FBI Portland
Beth Anne Steele
(503) 460-8099
March 1, 2022

FBI Oregon Tech Tuesday: Building a Digital Defense Against Student Loan Repayment Scams

Welcome to the Oregon FBI’s Tech Tuesday segment. Today: Building a digital defense against student loan repayment scams.

Under COVID relief efforts, the government put a pause on the need to make payments toward federal student loans. That forbearance program was originally set to expire a few weeks ago, but now it is in place until May. Regardless of when it expires, fraudsters are taking advantage of the situation to target anxious loan holders.

Bad actors are using text messages, emails, and even voicemails to target loan holders as they attempt to cash out on your stress. They are offering easy ways to consolidate or even eliminate your loans. Take a listen:

“This is … from student loan support. Our records indicate that you were eligible for a loan forgiveness program but never completed the required documents. If you want to proceed with this application, we need to speak with you today. Please give us a call…”

Our partners at the Federal Trade Commission have some helpful advice:

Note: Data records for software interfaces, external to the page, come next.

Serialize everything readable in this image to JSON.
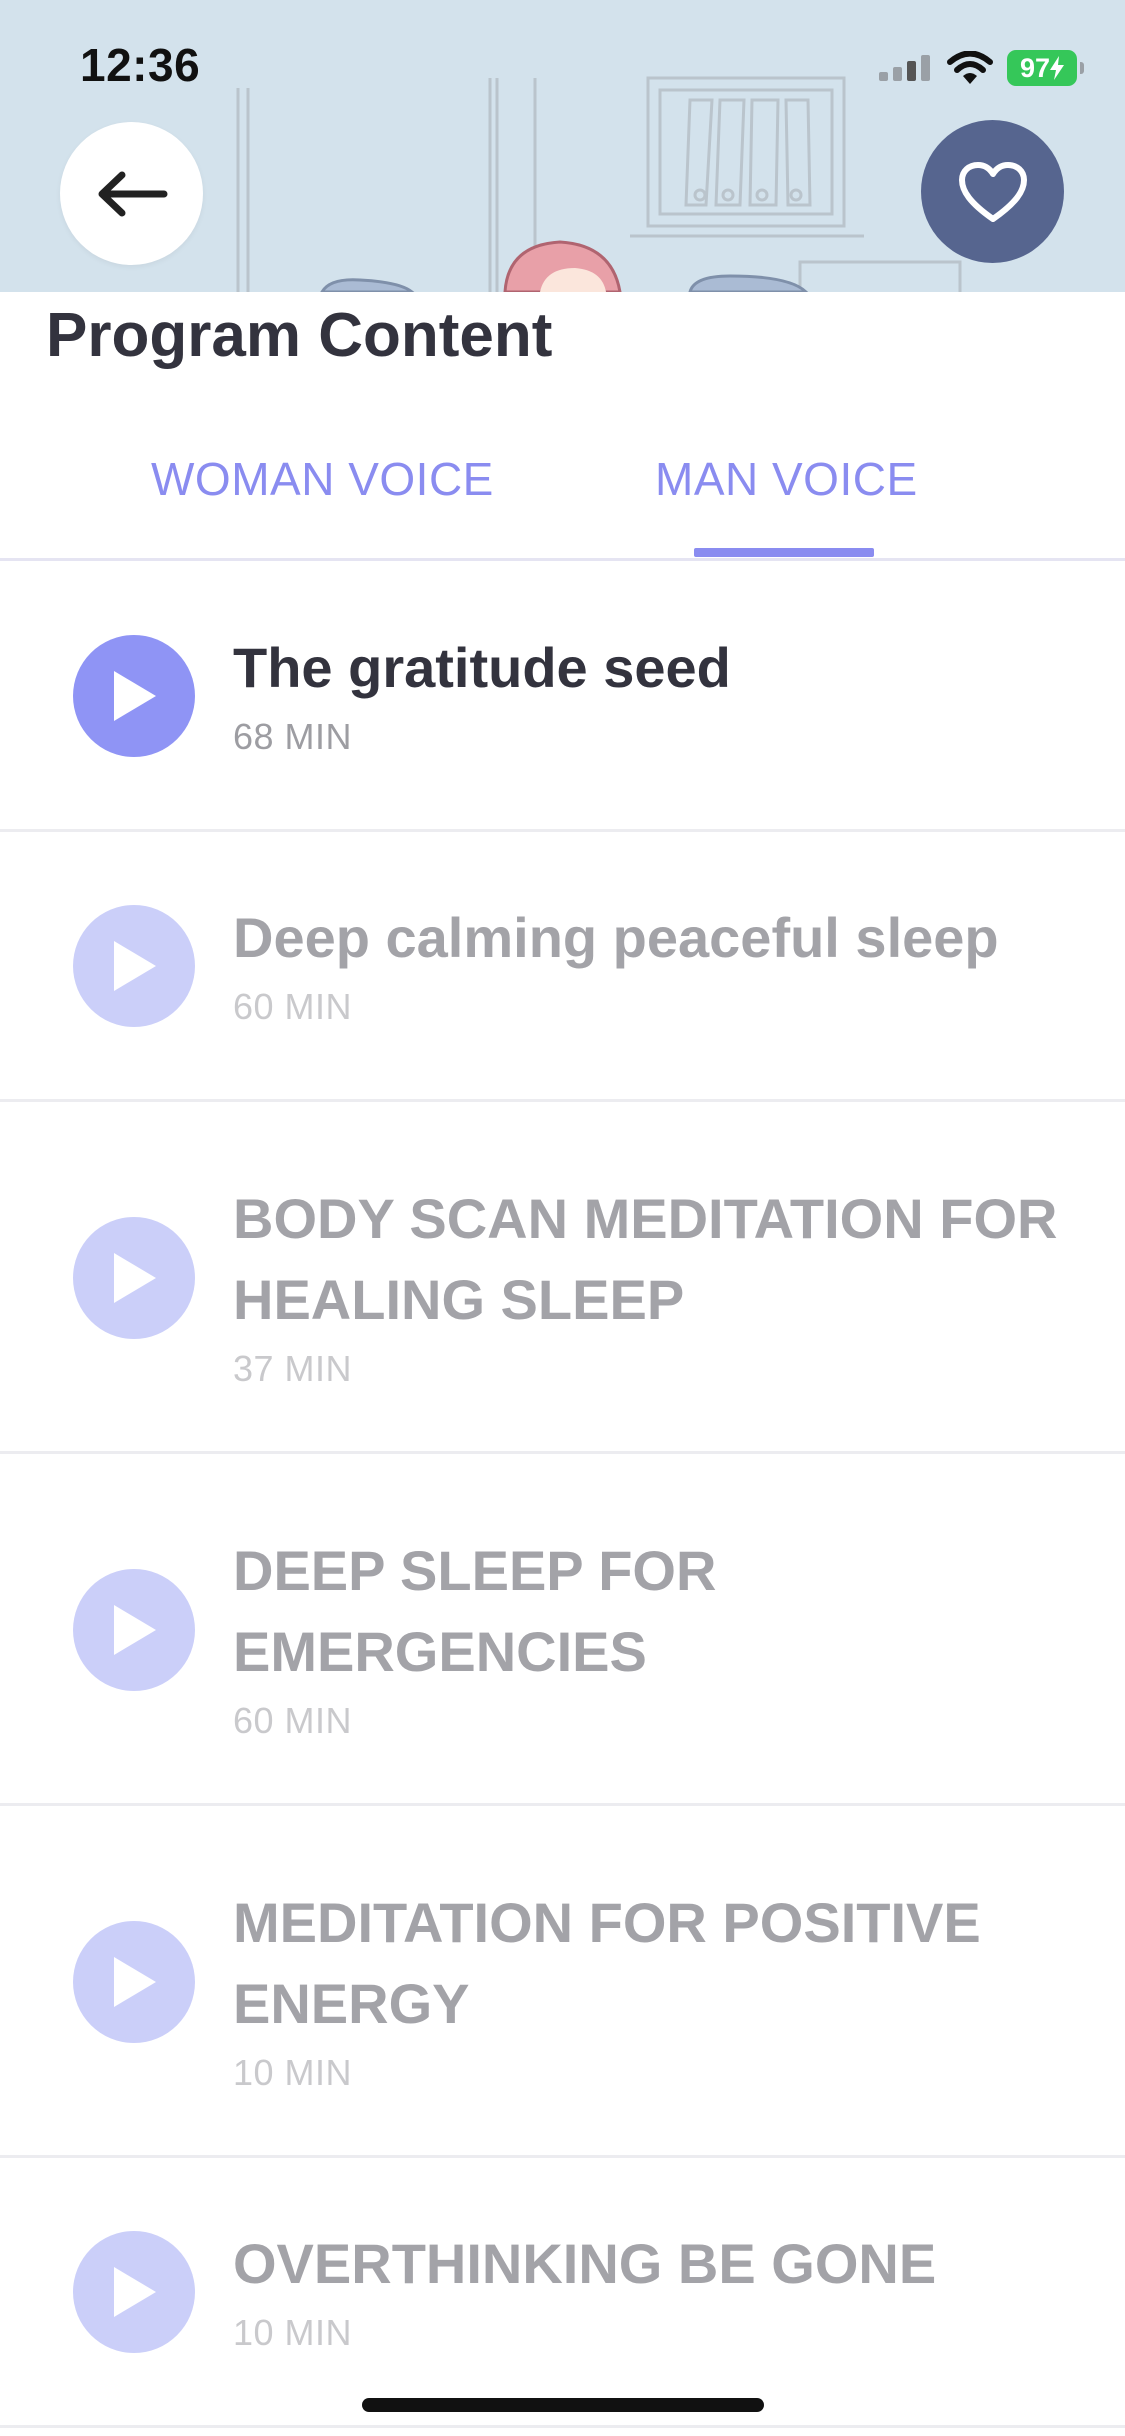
{
  "status_bar": {
    "time": "12:36",
    "battery": "97"
  },
  "header": {
    "back_icon": "arrow-left-icon",
    "favorite_icon": "heart-outline-icon"
  },
  "section": {
    "title": "Program Content"
  },
  "tabs": [
    {
      "label": "WOMAN VOICE",
      "active": false
    },
    {
      "label": "MAN VOICE",
      "active": true
    }
  ],
  "tracks": [
    {
      "title": "The gratitude seed",
      "duration": "68 MIN",
      "locked": false
    },
    {
      "title": "Deep calming peaceful sleep",
      "duration": "60 MIN",
      "locked": true
    },
    {
      "title": "BODY SCAN MEDITATION FOR HEALING SLEEP",
      "duration": "37 MIN",
      "locked": true
    },
    {
      "title": "DEEP SLEEP FOR EMERGENCIES",
      "duration": "60 MIN",
      "locked": true
    },
    {
      "title": "MEDITATION FOR POSITIVE ENERGY",
      "duration": "10 MIN",
      "locked": true
    },
    {
      "title": "OVERTHINKING BE GONE",
      "duration": "10 MIN",
      "locked": true
    }
  ],
  "colors": {
    "accent": "#8a8cf0",
    "play_active": "#8f94f5",
    "play_locked": "#cbcff9",
    "favorite_button": "#56658f",
    "header_background": "#d3e2ec",
    "battery": "#35c759"
  }
}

  • Never pay an upfront fee. It’s illegal for companies to charge you before they help you. Also, remember that there’s nothing a company can do for you that you can’t do yourself for free. And you never have to pay to get help from the Department of Education.
  • Never give out your Federal Student Aid (FSA) ID, your Social Security number, or other personal information to anyone who contacts you. Scammers posing as student loan servicers can use this information to log into your account, change your contact information, and even divert your payments to them. Instead of giving out your FSA ID, call or contact your servicer.
  • Don’t sign up for quick loan forgiveness. Scammers might say they can get rid of your loans before they know the details of your situation. Or they might promise a loan forgiveness program—that most people won’t qualify for.
  • Scammers use fake seals and logos to lure people in. They promise special access to repayment plans, new federal loan consolidations, or loan forgiveness programs. It’s a lie. If you have federal loans, go to the Department of Education directly at StudentAid.gov.

If you are the victim of a student loan scam you can report it to the FTC at ReportFraud.ftc.gov.

If you are the victim of any online fraud, you should report the incident to the FBI’s Internet Crime Complaint Center at www.ic3.gov or call your FBI local office.